I finally disengage and start going like a madman. Of course no matter what else happens, I blew my first lead in a cross race by pulling the same BONEHEAD maneuver as last year. Priceless.

The rest of the race hurt like hell. The first place guy was off the front a good ways. I was able to pass everyone else on the first lap with my adrenaline rush, which wore off two laps too early. Coasted in for second place. You gotta love it.

Sandbagger Fallout

After Cort has been skewered regarding his top-notch performance at Gloucester, I’m feeling left out. No one accused me of being a sand-bagger, which can only mean their comments originated in pangs of pity for me and my fellow Cat 4 brethren who were slain at the alter of the cross gods. DON’T PITY ME!!! FEAR ME!!! Whatever.

Signed up for Mansfield, to make my triumphant return after taking out the entire Cat 4 field on the off-camber from hell. Ah the memories. Hard to live that one down. We’ll try ‘er again this year with the tubulars and see if there is a different result. Only two more upgrade points needed before I can move to Cat 3. Not that I will of course. I still have 10 points to burn until I HAVE to upgrade. Might was well kick sand in the faces of the other Cat 4s before I end up in moderate obscurity at the hands of other seasoned Cat 3 (read “old”). If I do race 3/4 35+, at least I can be the young punk at 37.

Onto other news, thank god for saline nose spray. With the dry weather, I have been absolutely dying from nasal drip and a burning sensation. I can roll through a box of tissue no problem once the irritation starts. A few squeezes of this magic potion, and I’m right where I need to be. Better living through chemistry.

Early morning riser

I’m typically an early riser, but this is ridiculous. 2:43am and I’m awake. I’ll pay for this later. Hailey work up at about 1:20am, and I went in to see if I could help. The downside of that is, once I am up, I’m can’t get back to sleep very easily. Also, my intense guilt won’t let me go back to sleep when I know my wife is up with the baby. So, I’m hosed. The cat keeps wanting attention, and she is about to get launched. I’m usually a very caring and compassionate person, but not at the moment. Being nurturing without sleep is not one of my strong points.

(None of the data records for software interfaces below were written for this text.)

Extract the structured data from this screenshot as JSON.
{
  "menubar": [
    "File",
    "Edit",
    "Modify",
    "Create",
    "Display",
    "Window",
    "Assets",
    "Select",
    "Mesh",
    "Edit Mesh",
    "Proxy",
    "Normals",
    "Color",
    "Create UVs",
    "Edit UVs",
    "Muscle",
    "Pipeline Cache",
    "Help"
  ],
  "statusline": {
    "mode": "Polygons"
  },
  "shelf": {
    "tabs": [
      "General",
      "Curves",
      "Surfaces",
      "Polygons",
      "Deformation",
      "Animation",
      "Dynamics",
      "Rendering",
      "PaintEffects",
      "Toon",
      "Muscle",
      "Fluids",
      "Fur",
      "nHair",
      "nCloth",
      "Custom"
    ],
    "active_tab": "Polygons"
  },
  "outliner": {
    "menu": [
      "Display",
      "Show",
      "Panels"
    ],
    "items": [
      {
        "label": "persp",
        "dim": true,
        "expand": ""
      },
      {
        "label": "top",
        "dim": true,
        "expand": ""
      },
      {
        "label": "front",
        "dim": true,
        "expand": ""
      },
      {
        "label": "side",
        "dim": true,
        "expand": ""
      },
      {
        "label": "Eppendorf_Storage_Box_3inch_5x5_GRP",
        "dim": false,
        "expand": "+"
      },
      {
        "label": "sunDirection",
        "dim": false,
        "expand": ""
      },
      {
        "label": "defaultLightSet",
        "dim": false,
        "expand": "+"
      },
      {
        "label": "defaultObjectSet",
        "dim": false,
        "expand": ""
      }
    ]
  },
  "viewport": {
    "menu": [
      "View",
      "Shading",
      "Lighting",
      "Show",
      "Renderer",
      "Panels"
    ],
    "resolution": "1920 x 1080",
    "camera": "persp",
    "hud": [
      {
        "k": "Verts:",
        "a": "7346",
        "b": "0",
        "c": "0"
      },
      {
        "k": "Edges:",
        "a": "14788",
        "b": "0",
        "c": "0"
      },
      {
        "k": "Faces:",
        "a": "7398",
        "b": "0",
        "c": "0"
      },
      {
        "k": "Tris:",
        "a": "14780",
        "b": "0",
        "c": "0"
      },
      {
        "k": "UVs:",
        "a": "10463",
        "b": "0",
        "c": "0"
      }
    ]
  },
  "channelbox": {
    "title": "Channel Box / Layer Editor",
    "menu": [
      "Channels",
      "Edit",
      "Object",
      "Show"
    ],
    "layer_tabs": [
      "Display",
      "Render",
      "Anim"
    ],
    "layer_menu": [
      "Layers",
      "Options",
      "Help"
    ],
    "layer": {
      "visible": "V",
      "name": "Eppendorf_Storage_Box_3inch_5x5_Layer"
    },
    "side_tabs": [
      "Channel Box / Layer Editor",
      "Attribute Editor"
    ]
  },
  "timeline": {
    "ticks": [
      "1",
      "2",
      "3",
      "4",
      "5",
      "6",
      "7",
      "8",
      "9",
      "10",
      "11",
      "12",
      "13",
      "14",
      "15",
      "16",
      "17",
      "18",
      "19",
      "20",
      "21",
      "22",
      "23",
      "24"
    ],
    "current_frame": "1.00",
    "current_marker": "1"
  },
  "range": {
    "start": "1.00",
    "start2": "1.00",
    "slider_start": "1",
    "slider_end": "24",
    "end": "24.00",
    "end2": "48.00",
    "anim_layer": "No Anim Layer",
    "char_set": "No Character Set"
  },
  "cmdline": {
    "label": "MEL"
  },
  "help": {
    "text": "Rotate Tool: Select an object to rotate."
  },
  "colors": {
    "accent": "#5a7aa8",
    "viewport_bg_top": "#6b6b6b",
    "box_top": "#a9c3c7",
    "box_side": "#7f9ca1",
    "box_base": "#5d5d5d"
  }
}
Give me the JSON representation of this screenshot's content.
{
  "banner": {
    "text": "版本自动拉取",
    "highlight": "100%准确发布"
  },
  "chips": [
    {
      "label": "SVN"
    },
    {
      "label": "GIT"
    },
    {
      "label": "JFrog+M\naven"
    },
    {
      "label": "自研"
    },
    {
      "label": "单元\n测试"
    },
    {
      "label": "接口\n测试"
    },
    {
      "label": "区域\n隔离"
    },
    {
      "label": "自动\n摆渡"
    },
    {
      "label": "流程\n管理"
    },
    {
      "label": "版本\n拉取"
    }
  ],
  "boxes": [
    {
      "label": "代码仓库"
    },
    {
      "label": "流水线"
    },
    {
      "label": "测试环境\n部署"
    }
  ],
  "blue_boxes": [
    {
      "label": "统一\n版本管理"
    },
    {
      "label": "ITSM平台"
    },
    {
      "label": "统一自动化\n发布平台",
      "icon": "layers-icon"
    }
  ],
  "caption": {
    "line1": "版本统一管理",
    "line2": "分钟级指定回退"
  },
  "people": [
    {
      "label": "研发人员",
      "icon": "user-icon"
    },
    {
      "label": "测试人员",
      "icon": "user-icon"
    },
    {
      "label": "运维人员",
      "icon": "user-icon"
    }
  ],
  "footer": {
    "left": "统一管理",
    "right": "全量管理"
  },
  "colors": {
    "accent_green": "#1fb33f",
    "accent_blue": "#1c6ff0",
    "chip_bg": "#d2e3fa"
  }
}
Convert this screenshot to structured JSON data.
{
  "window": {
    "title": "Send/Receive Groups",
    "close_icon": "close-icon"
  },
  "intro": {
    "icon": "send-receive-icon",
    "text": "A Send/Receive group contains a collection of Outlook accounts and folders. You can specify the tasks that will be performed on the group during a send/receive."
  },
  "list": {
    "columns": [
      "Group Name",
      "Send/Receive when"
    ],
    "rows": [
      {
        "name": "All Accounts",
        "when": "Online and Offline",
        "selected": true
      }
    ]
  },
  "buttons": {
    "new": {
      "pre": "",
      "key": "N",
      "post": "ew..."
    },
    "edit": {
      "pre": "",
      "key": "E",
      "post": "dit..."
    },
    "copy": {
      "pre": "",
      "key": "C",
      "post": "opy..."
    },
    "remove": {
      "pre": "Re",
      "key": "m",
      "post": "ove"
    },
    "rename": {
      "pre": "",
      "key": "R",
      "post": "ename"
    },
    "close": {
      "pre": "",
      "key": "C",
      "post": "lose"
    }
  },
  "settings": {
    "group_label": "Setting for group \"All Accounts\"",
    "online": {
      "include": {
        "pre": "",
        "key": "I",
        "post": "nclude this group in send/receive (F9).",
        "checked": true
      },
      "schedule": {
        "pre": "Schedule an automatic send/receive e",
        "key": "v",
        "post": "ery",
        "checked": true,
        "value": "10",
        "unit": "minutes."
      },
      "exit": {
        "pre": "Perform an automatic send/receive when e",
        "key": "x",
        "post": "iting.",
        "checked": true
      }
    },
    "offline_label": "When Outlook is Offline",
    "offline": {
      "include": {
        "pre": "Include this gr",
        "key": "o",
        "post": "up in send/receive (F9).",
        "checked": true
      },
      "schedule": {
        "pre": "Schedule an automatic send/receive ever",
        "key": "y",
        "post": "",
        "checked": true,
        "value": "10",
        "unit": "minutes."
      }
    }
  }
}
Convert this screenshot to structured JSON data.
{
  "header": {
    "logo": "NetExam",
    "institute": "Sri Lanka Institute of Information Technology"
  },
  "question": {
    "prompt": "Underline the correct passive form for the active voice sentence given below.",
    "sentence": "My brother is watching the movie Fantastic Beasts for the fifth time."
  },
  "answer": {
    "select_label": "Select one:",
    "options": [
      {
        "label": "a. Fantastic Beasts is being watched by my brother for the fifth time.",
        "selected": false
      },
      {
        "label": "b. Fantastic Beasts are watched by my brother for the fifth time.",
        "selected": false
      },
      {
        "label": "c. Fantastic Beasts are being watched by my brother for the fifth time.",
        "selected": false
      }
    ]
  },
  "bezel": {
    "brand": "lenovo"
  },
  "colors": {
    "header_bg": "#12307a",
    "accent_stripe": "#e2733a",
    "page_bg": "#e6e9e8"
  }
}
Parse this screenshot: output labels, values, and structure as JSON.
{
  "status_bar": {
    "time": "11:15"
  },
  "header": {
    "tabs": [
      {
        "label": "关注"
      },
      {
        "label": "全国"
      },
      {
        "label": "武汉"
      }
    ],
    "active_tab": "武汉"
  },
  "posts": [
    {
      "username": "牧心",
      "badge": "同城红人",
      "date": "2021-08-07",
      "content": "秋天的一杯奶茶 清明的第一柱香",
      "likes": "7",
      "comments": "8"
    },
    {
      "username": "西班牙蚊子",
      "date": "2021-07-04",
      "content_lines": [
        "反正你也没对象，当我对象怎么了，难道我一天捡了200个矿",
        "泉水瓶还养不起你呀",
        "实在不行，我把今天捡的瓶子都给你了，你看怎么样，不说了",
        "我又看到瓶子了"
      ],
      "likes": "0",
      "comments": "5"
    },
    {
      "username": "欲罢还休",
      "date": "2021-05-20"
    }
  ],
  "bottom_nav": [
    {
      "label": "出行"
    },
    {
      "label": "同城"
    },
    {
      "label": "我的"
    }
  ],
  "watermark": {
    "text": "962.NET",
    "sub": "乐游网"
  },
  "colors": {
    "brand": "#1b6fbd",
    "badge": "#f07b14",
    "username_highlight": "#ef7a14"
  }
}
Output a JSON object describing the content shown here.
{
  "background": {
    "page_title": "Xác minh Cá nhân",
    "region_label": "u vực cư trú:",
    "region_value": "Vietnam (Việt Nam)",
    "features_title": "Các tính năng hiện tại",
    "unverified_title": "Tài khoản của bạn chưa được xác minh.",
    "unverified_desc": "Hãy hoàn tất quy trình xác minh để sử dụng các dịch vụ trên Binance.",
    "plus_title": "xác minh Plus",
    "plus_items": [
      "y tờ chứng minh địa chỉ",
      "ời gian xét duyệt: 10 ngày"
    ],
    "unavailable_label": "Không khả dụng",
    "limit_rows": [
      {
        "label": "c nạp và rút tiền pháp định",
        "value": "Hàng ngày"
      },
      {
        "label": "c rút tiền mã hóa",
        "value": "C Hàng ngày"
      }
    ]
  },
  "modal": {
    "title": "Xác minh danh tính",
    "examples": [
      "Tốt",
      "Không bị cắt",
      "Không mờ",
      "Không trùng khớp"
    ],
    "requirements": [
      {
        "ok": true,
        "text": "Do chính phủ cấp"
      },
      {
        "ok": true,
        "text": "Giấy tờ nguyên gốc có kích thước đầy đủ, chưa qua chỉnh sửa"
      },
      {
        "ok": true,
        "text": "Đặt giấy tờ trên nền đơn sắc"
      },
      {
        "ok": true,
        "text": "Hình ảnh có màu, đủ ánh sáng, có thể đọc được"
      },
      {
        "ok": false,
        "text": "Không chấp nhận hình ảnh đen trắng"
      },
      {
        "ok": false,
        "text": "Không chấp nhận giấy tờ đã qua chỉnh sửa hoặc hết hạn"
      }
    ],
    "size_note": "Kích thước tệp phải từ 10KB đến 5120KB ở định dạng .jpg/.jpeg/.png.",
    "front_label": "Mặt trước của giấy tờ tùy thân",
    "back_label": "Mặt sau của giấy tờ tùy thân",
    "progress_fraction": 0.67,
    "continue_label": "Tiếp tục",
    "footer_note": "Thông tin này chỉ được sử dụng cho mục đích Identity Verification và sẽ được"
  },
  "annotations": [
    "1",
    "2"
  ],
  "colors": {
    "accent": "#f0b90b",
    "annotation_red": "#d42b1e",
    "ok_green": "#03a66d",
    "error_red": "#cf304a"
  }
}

No need for more Gloucester race reports. Short story for Sunday, I finished 4th. It is amazing the difference between third and fourth. While the other guys were on the podium, I was washing my bike. I could hear the call-ups to the podium as I’m trying to clean crud from my dérailleur pulleys. Nice. At least I got to see the crash in the Men’s 3/4 race at the start. Nothing like scrapping metal to get your attention.

I was battling with another guy for third the last few laps, struggling to get his wheel, getting it, passing him, trying to drop him, trying to let him lead me out in the wind, then face-planting in the sand pit. Gotta watch those high-speed dismounts. I guess if you’re not crashing, you’re not trying. The other side of that is if you are crashing, you need better skills. I still keep running the last lap through my head. Gotta learn to let things go a little more.

The upside was everyone from the team hanging out and doing well, telling stories from their races. This is the great side of cross: the social and community nature. It has a different vibe from other types of activities. That’s why you see such a strong on-line presence as well. Adam Meyerson had an interesting interview once about the virtual and co-located cross community. There is a lot to be said for it, and something people should experience more.

I was able to open the training back up after taking Monday off. Track work on Tuesday, with 1 mile and then 4 x 800. I dropped the last scheduled 1 mile. I figured 3 miles of speed work two days after Gloucester was good enough. Plus, cross practice tonight. I don’t know what kind of shape I’ll be in after 4 1/2 hours sleep, but what the hell. It’s cross season.